Anonymous said...

Thank you very much indeed, Chet.

Your code works like a Swiss watch.
Frankly, this morning I tried to use Timer and (funny enough named the function scrollTo) it did work, but produced pretty choppy motion.
Your Animate class makes it amazingly smooth. Bravo!

Look forward to your future posts.
Igor Borodin

Anonymous said...

Hello, Chet.

Perhaps, you'll find this example of usage of the function you showed to me earlier quite illustrative as well.
In my application there are videos, where from time to time, using playheadPosition as a timer I give a user a visual cue that there are some side notes to read.
If a user choose to pause the video and read the side notes, I wanted the video get smoothly dimmed a bit while user is reading the notes.
And again I ran into the same issue: the video element of the video player does not allow binding.
And sure enough you function came to the rescue and allowed me to fade the video in and out smoothly.
So, your function may help people in various scenarios.
Igor Borodin

Anonymous said...

Chet, your videos are helping me through the learning Flex process. Just wanted to point out a nuance in the animations / scrolling video post from 11-06. If you are reading just that blog post (not the whole thing), when you click on a Follower of yours, your sample application seems to overlay the Follower window.

That didn't seem to me to be expected behavior.

Chet Haase said...

@Anon: You're describing a bug that I'll glibly put down to weird behavior (combined with cross-browser functionality - I can't see what you're talking about with IE on XP, just on Firefox).

There are a lot of quirks that I put up with for writing a techy blog on blogger, and this appears to be another one. On the other hand, if you can't view a demo and a follower profile at the same time, I'm not that concerned.
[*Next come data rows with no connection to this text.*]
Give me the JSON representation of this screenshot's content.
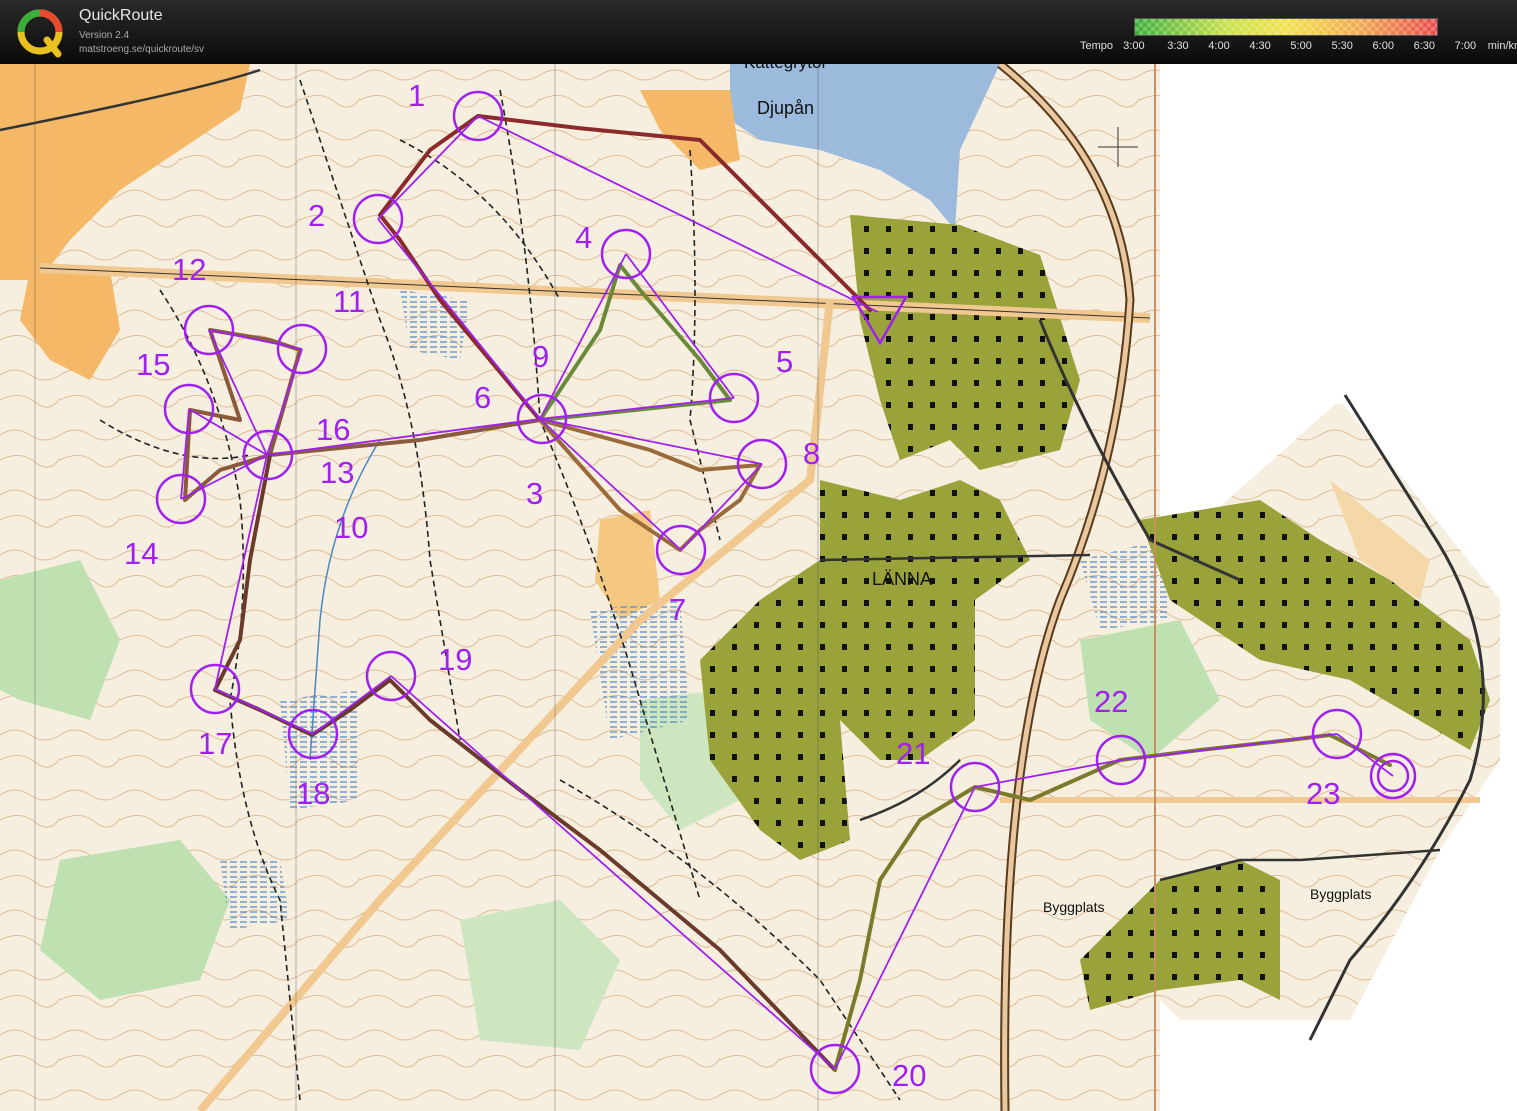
{
  "app": {
    "title": "QuickRoute",
    "version": "Version 2.4",
    "url": "matstroeng.se/quickroute/sv"
  },
  "tempo": {
    "caption": "Tempo",
    "ticks": [
      "3:00",
      "3:30",
      "4:00",
      "4:30",
      "5:00",
      "5:30",
      "6:00",
      "6:30",
      "7:00"
    ],
    "unit": "min/km",
    "colors": [
      "#3cae3c",
      "#c8e04a",
      "#f2e24a",
      "#f0a850",
      "#e84a4a"
    ]
  },
  "map": {
    "place_names": {
      "djupan": "Djupån",
      "kattegrytor": "Kattegrytor",
      "lanna": "LÄNNA",
      "byggplats_west": "Byggplats",
      "byggplats_east": "Byggplats"
    },
    "controls": [
      "1",
      "2",
      "3",
      "4",
      "5",
      "6",
      "7",
      "8",
      "9",
      "10",
      "11",
      "12",
      "13",
      "14",
      "15",
      "16",
      "17",
      "18",
      "19",
      "20",
      "21",
      "22",
      "23"
    ],
    "course_color": "#a020f0"
  }
}
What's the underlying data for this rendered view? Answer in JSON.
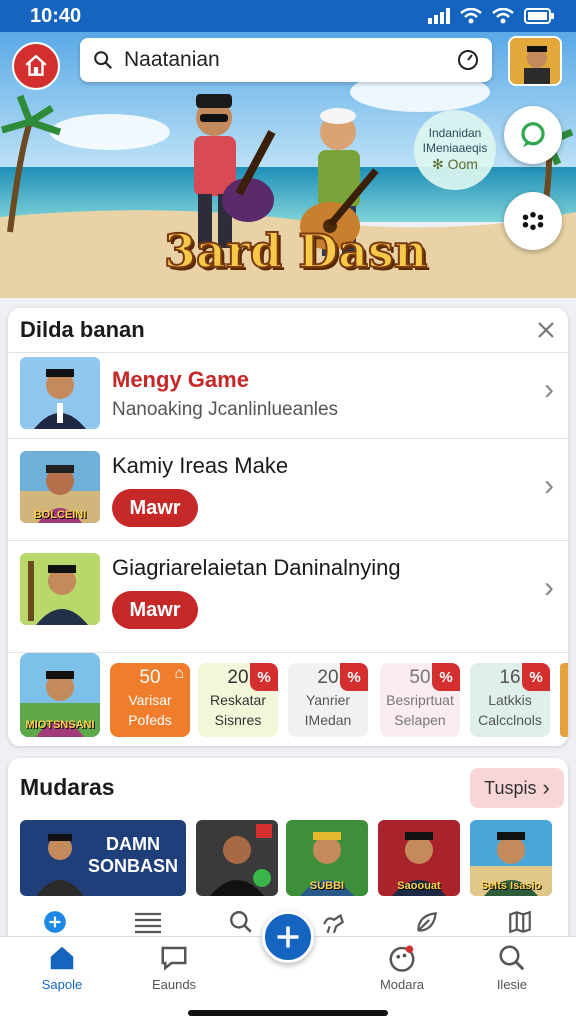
{
  "status": {
    "time": "10:40"
  },
  "header": {
    "search_query": "Naatanian",
    "home_icon": "home-icon",
    "search_icon": "search-icon",
    "refresh_icon": "refresh-icon"
  },
  "hero": {
    "title": "3ard Dasn",
    "promo_line1": "Indanidan",
    "promo_line2": "IMeniaaeqis",
    "promo_line3": "✻ Oom"
  },
  "card1": {
    "title": "Dilda banan",
    "rows": [
      {
        "title": "Mengy Game",
        "subtitle": "Nanoaking Jcanlinlueanles",
        "title_color": "#c62828"
      },
      {
        "title": "Kamiy Ireas Make",
        "button": "Mawr"
      },
      {
        "title": "Giagriarelaietan Daninalnying",
        "button": "Mawr"
      }
    ],
    "thumb_captions": [
      "",
      "BOLCEINI",
      ""
    ],
    "tiles": [
      {
        "num": "50",
        "l1": "Varisar",
        "l2": "Pofeds",
        "bg": "#ef7d2c",
        "fg": "#ffffff"
      },
      {
        "num": "20",
        "l1": "Reskatar",
        "l2": "Sisnres",
        "bg": "#f3f6d8",
        "fg": "#333333"
      },
      {
        "num": "20",
        "l1": "Yanrier",
        "l2": "IMedan",
        "bg": "#f1f1f1",
        "fg": "#555555"
      },
      {
        "num": "50",
        "l1": "Besriprtuat",
        "l2": "Selapen",
        "bg": "#fbecef",
        "fg": "#777777"
      },
      {
        "num": "16",
        "l1": "Latkkis",
        "l2": "Calcclnols",
        "bg": "#dff0ec",
        "fg": "#555555"
      }
    ],
    "tile_badge": "%",
    "first_tile_caption": "MIOTSNSANI"
  },
  "card2": {
    "title": "Mudaras",
    "more_label": "Tuspis",
    "thumbs": [
      {
        "caption": "DAMN SONBASN"
      },
      {
        "caption": ""
      },
      {
        "caption": "SUBBI"
      },
      {
        "caption": "Saoouat"
      },
      {
        "caption": "Selts Isasio"
      }
    ]
  },
  "bottom_nav": {
    "items": [
      {
        "label": "Sapole",
        "icon": "home-icon"
      },
      {
        "label": "Eaunds",
        "icon": "chat-icon"
      },
      {
        "label": "Modara",
        "icon": "palette-icon"
      },
      {
        "label": "Ilesie",
        "icon": "search-icon"
      }
    ],
    "center_icon": "plus-icon"
  },
  "colors": {
    "primary": "#1565c0",
    "danger": "#c62828"
  }
}
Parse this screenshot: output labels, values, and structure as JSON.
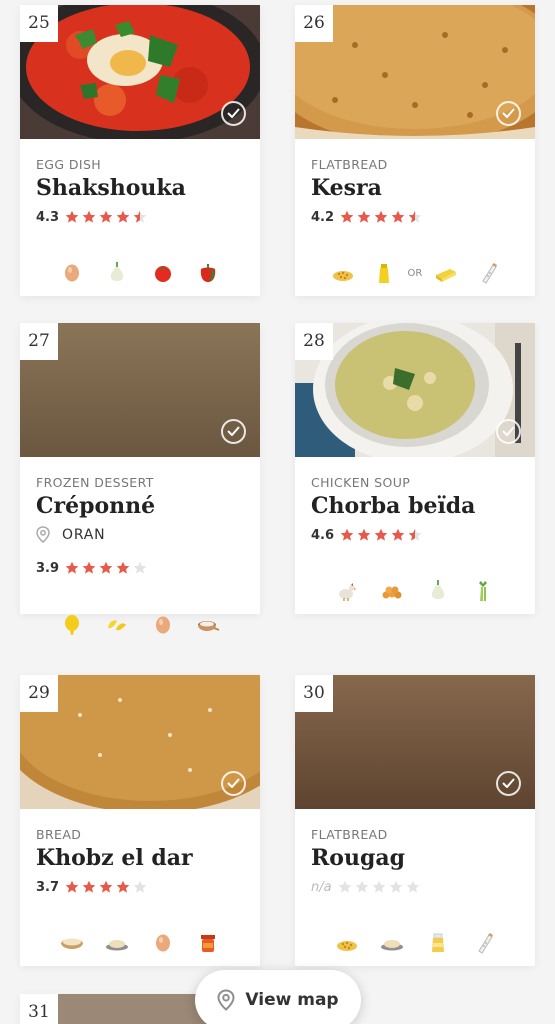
{
  "colors": {
    "star": "#e8594a",
    "star_empty": "#e3e3e3",
    "background": "#f4f4f4"
  },
  "recipes": [
    {
      "number": "25",
      "category": "EGG DISH",
      "name": "Shakshouka",
      "score": "4.3",
      "stars": 4.5,
      "ingredients": [
        "egg-icon",
        "onion-icon",
        "tomato-icon",
        "bell-pepper-icon"
      ]
    },
    {
      "number": "26",
      "category": "FLATBREAD",
      "name": "Kesra",
      "score": "4.2",
      "stars": 4.5,
      "ingredients": [
        "semolina-icon",
        "oil-bottle-icon",
        "or",
        "butter-icon",
        "salt-shaker-icon"
      ],
      "or_text": "OR"
    },
    {
      "number": "27",
      "category": "FROZEN DESSERT",
      "name": "Créponné",
      "location": "ORAN",
      "score": "3.9",
      "stars": 4,
      "ingredients": [
        "lemon-icon",
        "lemon-slices-icon",
        "egg-icon",
        "sugar-bowl-icon"
      ]
    },
    {
      "number": "28",
      "category": "CHICKEN SOUP",
      "name": "Chorba beïda",
      "score": "4.6",
      "stars": 4.5,
      "ingredients": [
        "chicken-icon",
        "chickpeas-icon",
        "onion-icon",
        "celery-icon"
      ]
    },
    {
      "number": "29",
      "category": "BREAD",
      "name": "Khobz el dar",
      "score": "3.7",
      "stars": 4,
      "ingredients": [
        "flour-bowl-icon",
        "flour-plate-icon",
        "egg-icon",
        "honey-jar-icon"
      ]
    },
    {
      "number": "30",
      "category": "FLATBREAD",
      "name": "Rougag",
      "score": "n/a",
      "stars": 0,
      "ingredients": [
        "semolina-icon",
        "flour-plate-icon",
        "ghee-jar-icon",
        "salt-shaker-icon"
      ]
    }
  ],
  "partial_card": {
    "number": "31"
  },
  "view_map": {
    "label": "View map",
    "icon": "map-pin-icon"
  }
}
I figure as long as you can see the video, play with the demo, read the blog text, and download the source code, then you got what I intended for you to get from the postings.

Mateusz said...


You should just use AnimateProperty:

var animateProperty: AnimateProperty = new AnimateProperty(yourTarget); = "verticalScrollPosition";
animateProperty.toValue = newScrollValue;;

the solution with MotionPath is far too complicated for such easy problem;)